WHAT TO DO:
Your answer should be exactly the lines from the one that contains "Read all visible content and emit it as JSON." through the final line of the entries below, and nothing else.

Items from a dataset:
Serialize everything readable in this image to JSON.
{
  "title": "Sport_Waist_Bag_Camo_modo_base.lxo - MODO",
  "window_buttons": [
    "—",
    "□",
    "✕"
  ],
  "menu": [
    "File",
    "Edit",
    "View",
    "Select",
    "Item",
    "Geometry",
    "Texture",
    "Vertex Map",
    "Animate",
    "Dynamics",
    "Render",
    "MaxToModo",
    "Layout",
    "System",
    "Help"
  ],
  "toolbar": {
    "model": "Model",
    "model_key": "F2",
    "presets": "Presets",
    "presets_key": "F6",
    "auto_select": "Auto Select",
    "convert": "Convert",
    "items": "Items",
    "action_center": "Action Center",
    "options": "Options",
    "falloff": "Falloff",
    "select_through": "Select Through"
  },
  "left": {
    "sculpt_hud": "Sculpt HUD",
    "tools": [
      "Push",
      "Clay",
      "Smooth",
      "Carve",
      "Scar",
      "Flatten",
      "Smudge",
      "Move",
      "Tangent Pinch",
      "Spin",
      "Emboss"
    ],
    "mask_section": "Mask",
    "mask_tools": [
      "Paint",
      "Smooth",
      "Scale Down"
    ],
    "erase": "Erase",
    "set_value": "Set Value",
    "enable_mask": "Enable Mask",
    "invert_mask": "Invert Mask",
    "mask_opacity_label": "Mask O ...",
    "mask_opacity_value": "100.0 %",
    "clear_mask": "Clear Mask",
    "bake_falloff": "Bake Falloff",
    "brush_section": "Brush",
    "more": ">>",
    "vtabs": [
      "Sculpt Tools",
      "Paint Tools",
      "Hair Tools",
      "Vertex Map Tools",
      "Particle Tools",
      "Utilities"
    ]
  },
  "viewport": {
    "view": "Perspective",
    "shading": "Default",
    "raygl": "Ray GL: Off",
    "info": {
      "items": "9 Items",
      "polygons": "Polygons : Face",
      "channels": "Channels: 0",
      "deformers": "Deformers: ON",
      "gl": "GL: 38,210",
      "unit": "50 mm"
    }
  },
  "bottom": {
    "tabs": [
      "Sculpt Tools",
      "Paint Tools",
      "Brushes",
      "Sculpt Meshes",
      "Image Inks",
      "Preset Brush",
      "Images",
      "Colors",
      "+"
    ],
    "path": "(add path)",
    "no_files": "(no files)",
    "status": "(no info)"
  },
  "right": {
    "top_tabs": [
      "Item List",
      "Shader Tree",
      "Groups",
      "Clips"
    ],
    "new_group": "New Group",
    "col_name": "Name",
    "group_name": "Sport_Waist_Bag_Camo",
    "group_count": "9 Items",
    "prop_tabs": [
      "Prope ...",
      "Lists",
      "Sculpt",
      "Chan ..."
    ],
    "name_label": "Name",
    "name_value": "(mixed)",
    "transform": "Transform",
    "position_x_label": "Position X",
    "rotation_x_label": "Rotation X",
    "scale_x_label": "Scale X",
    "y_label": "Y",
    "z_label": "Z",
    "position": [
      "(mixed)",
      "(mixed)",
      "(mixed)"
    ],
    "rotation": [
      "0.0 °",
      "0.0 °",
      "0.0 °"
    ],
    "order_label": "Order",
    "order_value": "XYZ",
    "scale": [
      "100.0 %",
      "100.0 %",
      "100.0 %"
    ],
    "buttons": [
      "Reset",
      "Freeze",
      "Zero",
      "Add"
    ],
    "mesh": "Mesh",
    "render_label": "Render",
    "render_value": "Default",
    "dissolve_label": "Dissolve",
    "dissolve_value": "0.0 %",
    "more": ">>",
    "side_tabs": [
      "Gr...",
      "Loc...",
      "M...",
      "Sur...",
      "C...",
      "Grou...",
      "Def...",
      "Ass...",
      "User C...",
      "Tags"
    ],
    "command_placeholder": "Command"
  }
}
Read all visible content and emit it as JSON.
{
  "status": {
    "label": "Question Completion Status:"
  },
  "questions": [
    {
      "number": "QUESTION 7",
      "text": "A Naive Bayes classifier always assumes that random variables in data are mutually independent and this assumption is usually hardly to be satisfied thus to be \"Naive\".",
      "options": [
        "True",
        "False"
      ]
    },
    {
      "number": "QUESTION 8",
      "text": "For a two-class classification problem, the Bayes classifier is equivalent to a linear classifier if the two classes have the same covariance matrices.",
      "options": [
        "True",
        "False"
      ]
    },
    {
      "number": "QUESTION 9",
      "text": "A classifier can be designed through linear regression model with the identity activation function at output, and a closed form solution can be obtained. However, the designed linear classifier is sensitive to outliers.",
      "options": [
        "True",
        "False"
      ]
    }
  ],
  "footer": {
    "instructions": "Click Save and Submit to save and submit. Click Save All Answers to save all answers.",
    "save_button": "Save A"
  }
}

SOLUTION:
Read all visible content and emit it as JSON.
{
  "status": {
    "label": "Question Completion Status:"
  },
  "questions": [
    {
      "number": "QUESTION 7",
      "text": "A Naive Bayes classifier always assumes that random variables in data are mutually independent and this assumption is usually hardly to be satisfied thus to be \"Naive\".",
      "options": [
        "True",
        "False"
      ]
    },
    {
      "number": "QUESTION 8",
      "text": "For a two-class classification problem, the Bayes classifier is equivalent to a linear classifier if the two classes have the same covariance matrices.",
      "options": [
        "True",
        "False"
      ]
    },
    {
      "number": "QUESTION 9",
      "text": "A classifier can be designed through linear regression model with the identity activation function at output, and a closed form solution can be obtained. However, the designed linear classifier is sensitive to outliers.",
      "options": [
        "True",
        "False"
      ]
    }
  ],
  "footer": {
    "instructions": "Click Save and Submit to save and submit. Click Save All Answers to save all answers.",
    "save_button": "Save A"
  }
}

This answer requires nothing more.